Data to use -
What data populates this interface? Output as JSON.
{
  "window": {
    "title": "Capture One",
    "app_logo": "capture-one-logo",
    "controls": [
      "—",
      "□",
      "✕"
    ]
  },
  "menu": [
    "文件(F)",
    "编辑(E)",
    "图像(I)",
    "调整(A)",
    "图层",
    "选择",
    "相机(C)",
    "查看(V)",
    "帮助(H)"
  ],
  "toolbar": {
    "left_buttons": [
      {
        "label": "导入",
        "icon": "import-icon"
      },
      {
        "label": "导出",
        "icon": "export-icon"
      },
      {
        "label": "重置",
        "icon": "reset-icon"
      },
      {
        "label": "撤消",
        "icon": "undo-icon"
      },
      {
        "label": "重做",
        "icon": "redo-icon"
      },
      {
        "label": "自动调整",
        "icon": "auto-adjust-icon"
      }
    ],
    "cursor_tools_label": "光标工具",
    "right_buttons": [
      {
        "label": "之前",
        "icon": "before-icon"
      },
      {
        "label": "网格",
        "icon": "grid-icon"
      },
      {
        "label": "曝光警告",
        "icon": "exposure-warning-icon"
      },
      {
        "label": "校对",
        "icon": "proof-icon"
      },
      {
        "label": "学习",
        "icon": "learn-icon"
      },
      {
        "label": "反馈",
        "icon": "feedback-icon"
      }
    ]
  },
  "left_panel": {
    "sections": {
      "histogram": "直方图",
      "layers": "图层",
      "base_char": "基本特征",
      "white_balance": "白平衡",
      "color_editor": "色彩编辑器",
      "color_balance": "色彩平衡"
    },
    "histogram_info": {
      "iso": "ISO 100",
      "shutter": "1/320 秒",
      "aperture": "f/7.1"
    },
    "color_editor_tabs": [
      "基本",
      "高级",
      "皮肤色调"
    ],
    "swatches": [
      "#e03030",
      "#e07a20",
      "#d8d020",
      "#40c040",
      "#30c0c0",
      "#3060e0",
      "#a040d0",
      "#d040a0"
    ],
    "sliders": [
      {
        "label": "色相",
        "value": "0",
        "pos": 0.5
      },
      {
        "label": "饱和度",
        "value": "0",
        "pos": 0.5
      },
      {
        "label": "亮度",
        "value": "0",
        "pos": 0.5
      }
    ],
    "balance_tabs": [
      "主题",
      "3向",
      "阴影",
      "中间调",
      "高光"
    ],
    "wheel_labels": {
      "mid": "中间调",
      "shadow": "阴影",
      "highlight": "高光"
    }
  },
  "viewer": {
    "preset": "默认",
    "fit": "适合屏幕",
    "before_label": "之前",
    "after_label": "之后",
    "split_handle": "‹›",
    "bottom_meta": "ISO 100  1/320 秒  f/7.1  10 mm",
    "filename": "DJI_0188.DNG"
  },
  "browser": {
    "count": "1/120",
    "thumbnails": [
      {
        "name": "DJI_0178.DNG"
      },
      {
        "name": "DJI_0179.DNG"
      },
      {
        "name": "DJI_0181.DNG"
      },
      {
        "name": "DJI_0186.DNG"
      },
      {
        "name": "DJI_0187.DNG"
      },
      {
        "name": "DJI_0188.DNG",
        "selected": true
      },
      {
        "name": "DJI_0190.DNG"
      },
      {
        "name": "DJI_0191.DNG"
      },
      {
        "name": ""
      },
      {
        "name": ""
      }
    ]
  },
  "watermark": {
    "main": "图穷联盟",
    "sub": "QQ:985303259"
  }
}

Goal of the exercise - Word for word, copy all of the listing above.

Task result -
What data populates this interface? Output as JSON.
{
  "window": {
    "title": "Capture One",
    "app_logo": "capture-one-logo",
    "controls": [
      "—",
      "□",
      "✕"
    ]
  },
  "menu": [
    "文件(F)",
    "编辑(E)",
    "图像(I)",
    "调整(A)",
    "图层",
    "选择",
    "相机(C)",
    "查看(V)",
    "帮助(H)"
  ],
  "toolbar": {
    "left_buttons": [
      {
        "label": "导入",
        "icon": "import-icon"
      },
      {
        "label": "导出",
        "icon": "export-icon"
      },
      {
        "label": "重置",
        "icon": "reset-icon"
      },
      {
        "label": "撤消",
        "icon": "undo-icon"
      },
      {
        "label": "重做",
        "icon": "redo-icon"
      },
      {
        "label": "自动调整",
        "icon": "auto-adjust-icon"
      }
    ],
    "cursor_tools_label": "光标工具",
    "right_buttons": [
      {
        "label": "之前",
        "icon": "before-icon"
      },
      {
        "label": "网格",
        "icon": "grid-icon"
      },
      {
        "label": "曝光警告",
        "icon": "exposure-warning-icon"
      },
      {
        "label": "校对",
        "icon": "proof-icon"
      },
      {
        "label": "学习",
        "icon": "learn-icon"
      },
      {
        "label": "反馈",
        "icon": "feedback-icon"
      }
    ]
  },
  "left_panel": {
    "sections": {
      "histogram": "直方图",
      "layers": "图层",
      "base_char": "基本特征",
      "white_balance": "白平衡",
      "color_editor": "色彩编辑器",
      "color_balance": "色彩平衡"
    },
    "histogram_info": {
      "iso": "ISO 100",
      "shutter": "1/320 秒",
      "aperture": "f/7.1"
    },
    "color_editor_tabs": [
      "基本",
      "高级",
      "皮肤色调"
    ],
    "swatches": [
      "#e03030",
      "#e07a20",
      "#d8d020",
      "#40c040",
      "#30c0c0",
      "#3060e0",
      "#a040d0",
      "#d040a0"
    ],
    "sliders": [
      {
        "label": "色相",
        "value": "0",
        "pos": 0.5
      },
      {
        "label": "饱和度",
        "value": "0",
        "pos": 0.5
      },
      {
        "label": "亮度",
        "value": "0",
        "pos": 0.5
      }
    ],
    "balance_tabs": [
      "主题",
      "3向",
      "阴影",
      "中间调",
      "高光"
    ],
    "wheel_labels": {
      "mid": "中间调",
      "shadow": "阴影",
      "highlight": "高光"
    }
  },
  "viewer": {
    "preset": "默认",
    "fit": "适合屏幕",
    "before_label": "之前",
    "after_label": "之后",
    "split_handle": "‹›",
    "bottom_meta": "ISO 100  1/320 秒  f/7.1  10 mm",
    "filename": "DJI_0188.DNG"
  },
  "browser": {
    "count": "1/120",
    "thumbnails": [
      {
        "name": "DJI_0178.DNG"
      },
      {
        "name": "DJI_0179.DNG"
      },
      {
        "name": "DJI_0181.DNG"
      },
      {
        "name": "DJI_0186.DNG"
      },
      {
        "name": "DJI_0187.DNG"
      },
      {
        "name": "DJI_0188.DNG",
        "selected": true
      },
      {
        "name": "DJI_0190.DNG"
      },
      {
        "name": "DJI_0191.DNG"
      },
      {
        "name": ""
      },
      {
        "name": ""
      }
    ]
  },
  "watermark": {
    "main": "图穷联盟",
    "sub": "QQ:985303259"
  }
}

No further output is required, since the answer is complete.